Because of his knowledge and strength, he was referred to as the All-Father. Odin resided in the kingdom of Asgard, like many other gods. Along with several other children, he had two sons named Balder and Thor who are both strong gods in their own right. He frequently traveled with two ravens named Hugin and Munin who brought him the latest international news. Additionally, he frequently wore a golden ring by the name of Draupnir. Odin, like many other gods, possessed a variety of abilities, such as shape-shifting and the ability to prophesy.
According to Norse paganism's lore, Odin, the god of the dead and of war, was the supreme deity, and the Vikings worshiped him as such. From creating the runic alphabet to giving up his eye in the quest for wisdom, Odin was renowned for many amazing acts.

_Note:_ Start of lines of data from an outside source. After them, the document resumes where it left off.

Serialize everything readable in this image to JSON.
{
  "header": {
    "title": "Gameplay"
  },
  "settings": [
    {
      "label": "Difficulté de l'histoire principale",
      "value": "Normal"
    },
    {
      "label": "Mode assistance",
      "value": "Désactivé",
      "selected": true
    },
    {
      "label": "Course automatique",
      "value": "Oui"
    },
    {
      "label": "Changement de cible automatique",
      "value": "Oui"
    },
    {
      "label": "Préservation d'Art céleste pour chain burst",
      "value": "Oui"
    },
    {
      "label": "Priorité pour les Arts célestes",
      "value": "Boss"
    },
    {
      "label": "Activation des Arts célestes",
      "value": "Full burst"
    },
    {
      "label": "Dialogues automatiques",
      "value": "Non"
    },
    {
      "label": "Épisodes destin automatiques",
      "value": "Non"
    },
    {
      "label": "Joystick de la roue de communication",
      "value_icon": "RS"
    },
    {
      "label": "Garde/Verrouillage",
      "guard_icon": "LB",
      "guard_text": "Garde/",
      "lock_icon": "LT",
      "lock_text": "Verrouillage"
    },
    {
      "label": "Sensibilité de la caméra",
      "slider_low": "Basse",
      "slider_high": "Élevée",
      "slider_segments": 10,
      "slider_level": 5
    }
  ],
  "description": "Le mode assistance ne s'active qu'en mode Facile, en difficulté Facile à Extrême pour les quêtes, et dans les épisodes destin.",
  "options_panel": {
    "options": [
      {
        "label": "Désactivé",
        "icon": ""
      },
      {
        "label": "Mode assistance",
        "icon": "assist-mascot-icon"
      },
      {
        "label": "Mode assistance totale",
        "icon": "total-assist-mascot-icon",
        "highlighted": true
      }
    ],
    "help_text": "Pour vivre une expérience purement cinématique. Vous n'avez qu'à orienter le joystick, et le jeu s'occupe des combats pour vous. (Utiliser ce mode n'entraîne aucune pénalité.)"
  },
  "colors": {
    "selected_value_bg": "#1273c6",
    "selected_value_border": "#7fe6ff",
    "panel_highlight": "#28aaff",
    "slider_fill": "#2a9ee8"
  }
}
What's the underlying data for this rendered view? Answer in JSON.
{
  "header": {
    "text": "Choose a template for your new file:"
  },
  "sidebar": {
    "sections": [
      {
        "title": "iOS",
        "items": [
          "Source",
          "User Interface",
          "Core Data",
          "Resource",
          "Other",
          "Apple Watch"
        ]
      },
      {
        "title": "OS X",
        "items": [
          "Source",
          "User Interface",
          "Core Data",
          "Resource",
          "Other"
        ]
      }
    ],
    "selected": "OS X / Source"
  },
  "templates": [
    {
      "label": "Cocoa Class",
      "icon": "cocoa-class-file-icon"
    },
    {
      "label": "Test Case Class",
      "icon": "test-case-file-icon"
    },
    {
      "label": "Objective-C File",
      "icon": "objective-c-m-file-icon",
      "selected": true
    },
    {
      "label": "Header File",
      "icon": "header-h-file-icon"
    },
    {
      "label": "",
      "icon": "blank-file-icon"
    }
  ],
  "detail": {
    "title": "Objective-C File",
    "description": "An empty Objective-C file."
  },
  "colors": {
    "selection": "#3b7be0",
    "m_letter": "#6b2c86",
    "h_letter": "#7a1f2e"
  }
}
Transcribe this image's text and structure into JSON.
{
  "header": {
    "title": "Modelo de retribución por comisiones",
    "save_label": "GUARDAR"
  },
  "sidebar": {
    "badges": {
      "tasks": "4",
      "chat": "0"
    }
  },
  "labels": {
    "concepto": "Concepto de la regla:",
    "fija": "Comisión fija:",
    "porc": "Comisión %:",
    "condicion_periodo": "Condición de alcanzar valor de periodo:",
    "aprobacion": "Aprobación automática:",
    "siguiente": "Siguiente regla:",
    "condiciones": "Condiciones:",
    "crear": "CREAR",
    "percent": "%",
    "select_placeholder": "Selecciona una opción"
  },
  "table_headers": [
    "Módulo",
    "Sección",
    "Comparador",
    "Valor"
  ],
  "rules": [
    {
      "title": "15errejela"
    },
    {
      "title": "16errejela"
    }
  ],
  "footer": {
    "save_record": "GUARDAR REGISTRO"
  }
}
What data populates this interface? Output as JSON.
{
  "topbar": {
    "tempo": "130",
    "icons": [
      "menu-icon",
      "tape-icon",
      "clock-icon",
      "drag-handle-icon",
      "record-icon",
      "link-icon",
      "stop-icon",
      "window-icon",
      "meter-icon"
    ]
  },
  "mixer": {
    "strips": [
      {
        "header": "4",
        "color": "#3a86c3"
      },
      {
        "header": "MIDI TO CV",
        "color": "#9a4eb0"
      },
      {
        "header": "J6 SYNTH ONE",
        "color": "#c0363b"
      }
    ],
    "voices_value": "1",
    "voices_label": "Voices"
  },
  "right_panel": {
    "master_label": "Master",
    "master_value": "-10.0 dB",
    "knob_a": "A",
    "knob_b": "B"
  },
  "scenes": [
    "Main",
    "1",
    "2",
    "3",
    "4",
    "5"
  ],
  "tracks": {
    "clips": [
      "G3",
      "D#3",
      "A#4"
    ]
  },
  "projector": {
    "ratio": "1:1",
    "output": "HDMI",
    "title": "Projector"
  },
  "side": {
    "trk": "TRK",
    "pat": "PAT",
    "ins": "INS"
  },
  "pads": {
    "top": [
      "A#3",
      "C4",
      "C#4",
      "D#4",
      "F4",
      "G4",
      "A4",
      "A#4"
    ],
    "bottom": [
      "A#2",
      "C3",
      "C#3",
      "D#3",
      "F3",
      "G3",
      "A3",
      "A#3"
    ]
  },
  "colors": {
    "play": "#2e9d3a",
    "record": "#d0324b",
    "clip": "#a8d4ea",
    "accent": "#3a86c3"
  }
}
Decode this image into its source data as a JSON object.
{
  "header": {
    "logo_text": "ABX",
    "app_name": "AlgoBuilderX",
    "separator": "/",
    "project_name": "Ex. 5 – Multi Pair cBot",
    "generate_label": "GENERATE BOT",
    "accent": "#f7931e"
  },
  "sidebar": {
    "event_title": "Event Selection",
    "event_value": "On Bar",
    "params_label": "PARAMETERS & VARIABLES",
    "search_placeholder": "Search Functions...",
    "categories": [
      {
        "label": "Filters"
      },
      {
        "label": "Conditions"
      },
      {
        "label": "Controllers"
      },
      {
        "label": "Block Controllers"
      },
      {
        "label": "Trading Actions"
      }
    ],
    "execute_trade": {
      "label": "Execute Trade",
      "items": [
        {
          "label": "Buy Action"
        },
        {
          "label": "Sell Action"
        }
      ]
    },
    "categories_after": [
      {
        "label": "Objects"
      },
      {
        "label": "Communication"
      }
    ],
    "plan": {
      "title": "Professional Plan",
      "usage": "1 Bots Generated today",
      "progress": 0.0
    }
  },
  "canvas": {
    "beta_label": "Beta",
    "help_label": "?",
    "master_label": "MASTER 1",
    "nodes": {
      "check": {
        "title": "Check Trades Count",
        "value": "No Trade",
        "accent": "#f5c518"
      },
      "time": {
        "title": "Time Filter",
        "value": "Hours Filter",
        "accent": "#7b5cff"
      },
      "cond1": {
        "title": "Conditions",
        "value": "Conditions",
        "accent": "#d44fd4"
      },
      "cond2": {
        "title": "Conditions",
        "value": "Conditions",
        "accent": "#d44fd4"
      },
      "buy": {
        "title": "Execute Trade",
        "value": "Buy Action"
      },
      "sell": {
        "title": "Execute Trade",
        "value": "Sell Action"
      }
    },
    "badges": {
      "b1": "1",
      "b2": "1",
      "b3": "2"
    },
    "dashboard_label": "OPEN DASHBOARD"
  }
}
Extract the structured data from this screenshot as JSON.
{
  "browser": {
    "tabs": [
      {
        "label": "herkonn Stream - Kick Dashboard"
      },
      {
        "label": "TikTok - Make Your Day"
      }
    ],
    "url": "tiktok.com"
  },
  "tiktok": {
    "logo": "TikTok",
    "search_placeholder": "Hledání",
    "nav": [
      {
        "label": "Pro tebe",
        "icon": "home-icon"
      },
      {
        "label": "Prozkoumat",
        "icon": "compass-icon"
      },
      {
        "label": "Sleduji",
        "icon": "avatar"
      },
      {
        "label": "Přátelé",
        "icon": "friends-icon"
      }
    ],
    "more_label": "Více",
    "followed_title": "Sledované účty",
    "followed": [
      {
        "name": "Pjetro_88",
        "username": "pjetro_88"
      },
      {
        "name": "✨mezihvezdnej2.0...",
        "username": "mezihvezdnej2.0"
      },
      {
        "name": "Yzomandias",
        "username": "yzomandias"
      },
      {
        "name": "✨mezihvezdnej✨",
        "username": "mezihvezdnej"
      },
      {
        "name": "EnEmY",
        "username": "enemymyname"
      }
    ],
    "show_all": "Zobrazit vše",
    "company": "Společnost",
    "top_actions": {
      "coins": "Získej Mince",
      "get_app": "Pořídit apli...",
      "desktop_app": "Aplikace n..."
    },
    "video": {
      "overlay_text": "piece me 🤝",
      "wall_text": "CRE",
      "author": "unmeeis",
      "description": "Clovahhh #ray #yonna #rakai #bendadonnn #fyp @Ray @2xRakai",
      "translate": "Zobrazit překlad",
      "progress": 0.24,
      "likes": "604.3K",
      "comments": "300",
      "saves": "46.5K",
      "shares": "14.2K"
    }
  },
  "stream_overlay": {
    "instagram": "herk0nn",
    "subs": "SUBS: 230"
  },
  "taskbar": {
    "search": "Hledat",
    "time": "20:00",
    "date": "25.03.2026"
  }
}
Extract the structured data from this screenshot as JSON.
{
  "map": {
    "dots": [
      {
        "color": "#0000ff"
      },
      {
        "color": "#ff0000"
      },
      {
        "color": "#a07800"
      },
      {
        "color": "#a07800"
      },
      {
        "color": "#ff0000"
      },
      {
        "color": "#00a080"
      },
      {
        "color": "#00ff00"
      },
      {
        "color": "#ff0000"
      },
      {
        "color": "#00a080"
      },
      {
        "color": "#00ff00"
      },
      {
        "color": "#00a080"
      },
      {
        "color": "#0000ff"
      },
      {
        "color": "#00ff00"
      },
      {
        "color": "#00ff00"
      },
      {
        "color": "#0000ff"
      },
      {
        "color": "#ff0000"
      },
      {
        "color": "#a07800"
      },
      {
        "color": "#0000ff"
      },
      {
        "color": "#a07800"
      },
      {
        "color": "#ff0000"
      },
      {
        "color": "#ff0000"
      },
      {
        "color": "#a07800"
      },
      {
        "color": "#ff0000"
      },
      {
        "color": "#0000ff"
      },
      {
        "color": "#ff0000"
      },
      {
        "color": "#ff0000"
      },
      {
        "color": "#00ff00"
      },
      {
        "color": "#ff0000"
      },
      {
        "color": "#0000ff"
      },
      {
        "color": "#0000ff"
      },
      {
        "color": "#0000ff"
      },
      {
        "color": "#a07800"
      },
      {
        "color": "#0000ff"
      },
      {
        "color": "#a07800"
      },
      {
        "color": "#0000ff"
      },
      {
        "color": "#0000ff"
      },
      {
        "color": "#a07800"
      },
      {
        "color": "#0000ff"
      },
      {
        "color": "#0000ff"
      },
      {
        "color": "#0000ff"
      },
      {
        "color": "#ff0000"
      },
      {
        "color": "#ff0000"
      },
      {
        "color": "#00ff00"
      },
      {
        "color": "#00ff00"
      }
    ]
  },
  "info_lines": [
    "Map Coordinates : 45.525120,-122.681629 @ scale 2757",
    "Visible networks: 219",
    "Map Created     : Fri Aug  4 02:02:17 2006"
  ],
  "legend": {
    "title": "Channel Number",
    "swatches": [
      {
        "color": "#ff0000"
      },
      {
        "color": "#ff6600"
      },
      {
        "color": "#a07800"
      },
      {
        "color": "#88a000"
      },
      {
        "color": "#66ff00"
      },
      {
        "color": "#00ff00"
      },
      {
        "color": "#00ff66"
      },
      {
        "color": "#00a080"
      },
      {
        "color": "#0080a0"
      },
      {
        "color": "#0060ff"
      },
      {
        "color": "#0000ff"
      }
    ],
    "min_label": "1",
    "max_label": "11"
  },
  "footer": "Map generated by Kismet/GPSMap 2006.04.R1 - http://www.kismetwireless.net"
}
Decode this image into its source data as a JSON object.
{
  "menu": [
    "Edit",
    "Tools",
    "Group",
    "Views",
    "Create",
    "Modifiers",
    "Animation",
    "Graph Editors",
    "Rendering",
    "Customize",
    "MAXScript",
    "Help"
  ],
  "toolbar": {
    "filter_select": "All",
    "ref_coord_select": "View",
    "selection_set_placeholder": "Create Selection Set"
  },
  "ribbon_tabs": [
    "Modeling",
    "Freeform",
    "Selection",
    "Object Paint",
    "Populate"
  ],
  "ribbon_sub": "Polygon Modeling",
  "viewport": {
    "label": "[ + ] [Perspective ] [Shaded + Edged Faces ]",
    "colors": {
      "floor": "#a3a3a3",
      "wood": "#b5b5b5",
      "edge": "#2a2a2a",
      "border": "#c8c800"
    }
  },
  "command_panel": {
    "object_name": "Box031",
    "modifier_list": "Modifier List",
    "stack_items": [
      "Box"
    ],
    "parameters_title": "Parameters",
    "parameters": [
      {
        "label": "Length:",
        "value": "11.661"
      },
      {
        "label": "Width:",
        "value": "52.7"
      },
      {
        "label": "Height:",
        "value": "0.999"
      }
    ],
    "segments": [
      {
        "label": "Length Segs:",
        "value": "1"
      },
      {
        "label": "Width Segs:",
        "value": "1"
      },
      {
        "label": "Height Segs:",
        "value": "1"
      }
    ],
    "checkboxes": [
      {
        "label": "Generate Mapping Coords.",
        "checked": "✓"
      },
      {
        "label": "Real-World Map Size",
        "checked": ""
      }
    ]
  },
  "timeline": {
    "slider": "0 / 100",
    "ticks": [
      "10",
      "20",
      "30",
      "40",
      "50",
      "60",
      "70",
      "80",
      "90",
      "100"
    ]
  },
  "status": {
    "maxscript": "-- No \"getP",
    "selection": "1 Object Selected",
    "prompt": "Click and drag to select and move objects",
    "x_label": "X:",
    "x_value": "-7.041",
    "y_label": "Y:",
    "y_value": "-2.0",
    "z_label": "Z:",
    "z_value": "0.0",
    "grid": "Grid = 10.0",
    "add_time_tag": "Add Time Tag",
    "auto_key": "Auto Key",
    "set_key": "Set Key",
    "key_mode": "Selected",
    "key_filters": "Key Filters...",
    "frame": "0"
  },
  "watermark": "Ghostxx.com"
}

As act of worship to Odin, The Vikings smelted a variety of jewelry among which were rings, necklace, bracelets, and many more.